■ **TASK OBJECTIVE**
Among the records below, find the lines with the word "Webpage" and copy them.

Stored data

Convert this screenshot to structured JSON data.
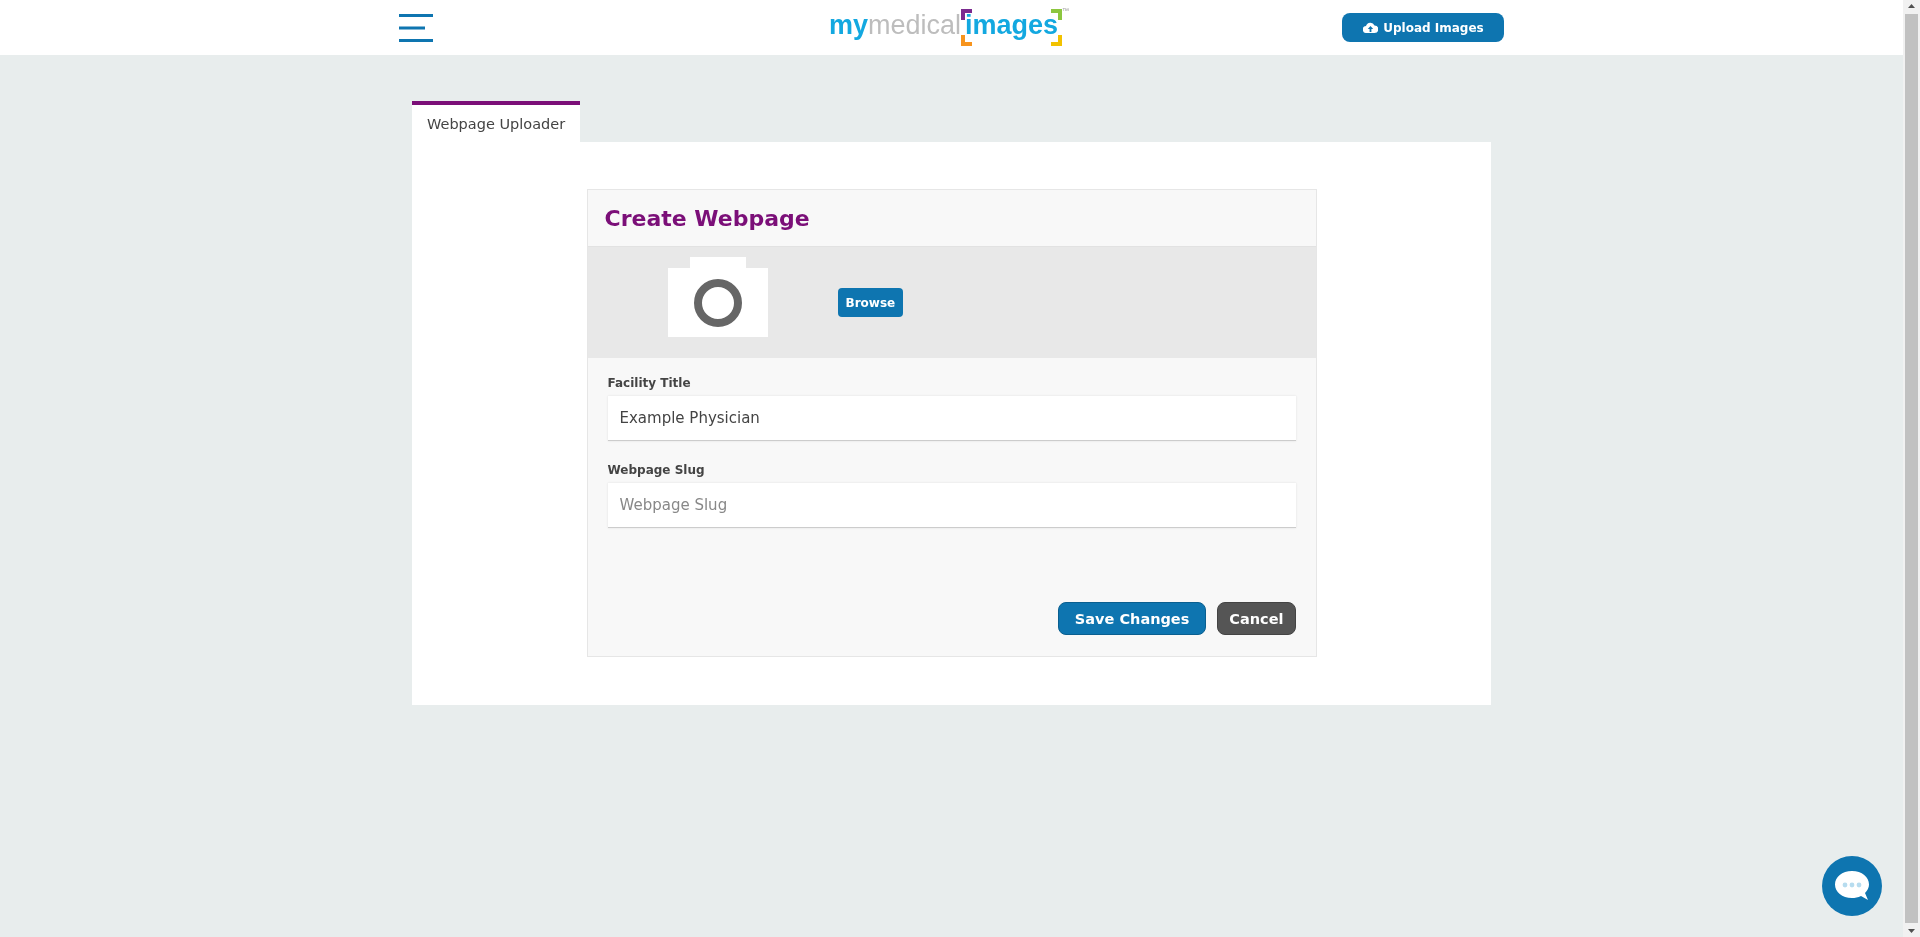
{
  "header": {
    "logo": {
      "parts": [
        "my",
        "medical",
        "images"
      ],
      "trademark": "™"
    },
    "upload_button": "Upload Images"
  },
  "tabs": [
    {
      "label": "Webpage Uploader",
      "selected": true
    }
  ],
  "card": {
    "title": "Create Webpage",
    "browse_button": "Browse",
    "fields": [
      {
        "label": "Facility Title",
        "value": "Example Physician"
      },
      {
        "label": "Webpage Slug",
        "placeholder": "Webpage Slug"
      }
    ],
    "buttons": [
      {
        "label": "Save Changes",
        "kind": "primary"
      },
      {
        "label": "Cancel",
        "kind": "secondary"
      }
    ]
  }
}
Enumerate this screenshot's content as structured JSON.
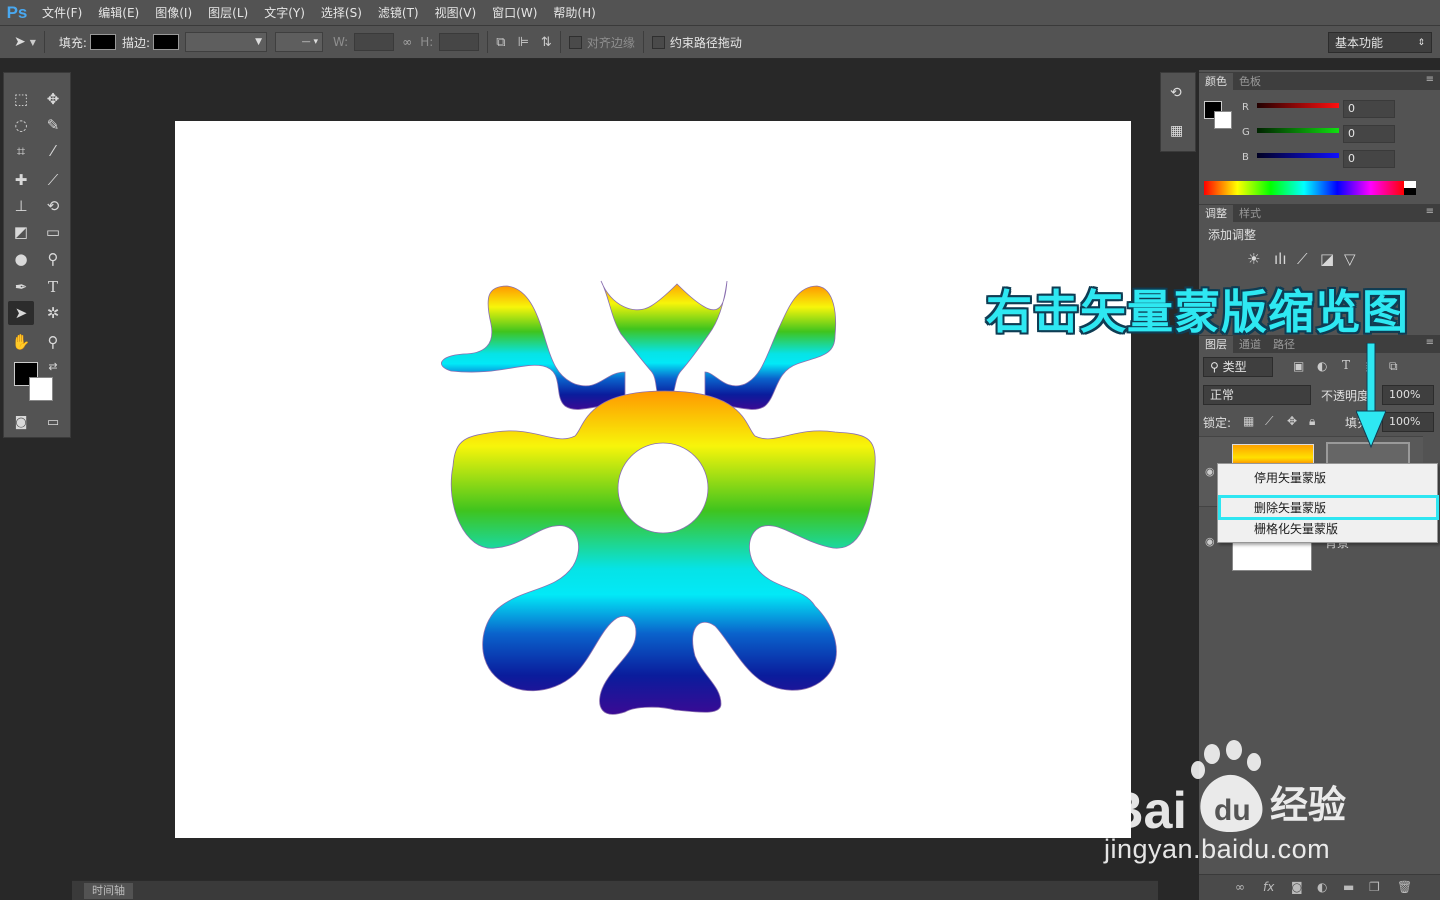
{
  "app": {
    "logo": "Ps"
  },
  "menu": [
    "文件(F)",
    "编辑(E)",
    "图像(I)",
    "图层(L)",
    "文字(Y)",
    "选择(S)",
    "滤镜(T)",
    "视图(V)",
    "窗口(W)",
    "帮助(H)"
  ],
  "options": {
    "fill_label": "填充:",
    "stroke_label": "描边:",
    "w_label": "W:",
    "h_label": "H:",
    "align_edges": "对齐边缘",
    "constrain_path": "约束路径拖动",
    "workspace": "基本功能"
  },
  "color_panel": {
    "tabs": [
      "颜色",
      "色板"
    ],
    "r_label": "R",
    "g_label": "G",
    "b_label": "B",
    "r": "0",
    "g": "0",
    "b": "0"
  },
  "adjust_panel": {
    "tabs": [
      "调整",
      "样式"
    ],
    "title": "添加调整"
  },
  "layers_panel": {
    "tabs": [
      "图层",
      "通道",
      "路径"
    ],
    "filter_kind": "类型",
    "blend_mode": "正常",
    "opacity_label": "不透明度:",
    "opacity": "100%",
    "lock_label": "锁定:",
    "fill_label": "填充:",
    "fill": "100%",
    "background_layer_name": "背景"
  },
  "context_menu": {
    "items": [
      "停用矢量蒙版",
      "删除矢量蒙版",
      "栅格化矢量蒙版"
    ],
    "highlighted": "删除矢量蒙版"
  },
  "annotation": {
    "text": "右击矢量蒙版缩览图",
    "color": "#2ee8f2"
  },
  "timeline": {
    "tab": "时间轴"
  },
  "watermark": {
    "brand": "Bai du 经验",
    "url": "jingyan.baidu.com"
  },
  "colors": {
    "accent": "#2ee8f2",
    "ui_bg": "#535353",
    "canvas_bg": "#282828"
  },
  "icons": [
    "move-tool-icon",
    "marquee-icon",
    "lasso-icon",
    "crop-icon",
    "brush-icon",
    "eraser-icon",
    "pen-icon",
    "type-icon",
    "hand-icon",
    "zoom-icon",
    "lock-icon",
    "eye-icon"
  ]
}
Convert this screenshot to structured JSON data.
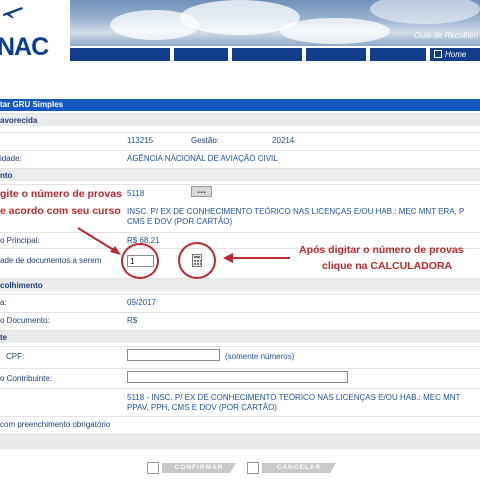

■ **THE COMPLETED TASK**
      "label": "Webpage Uploader",
    "title": "Create Webpage",
        "label": "Webpage Slug",
        "placeholder": "Webpage Slug"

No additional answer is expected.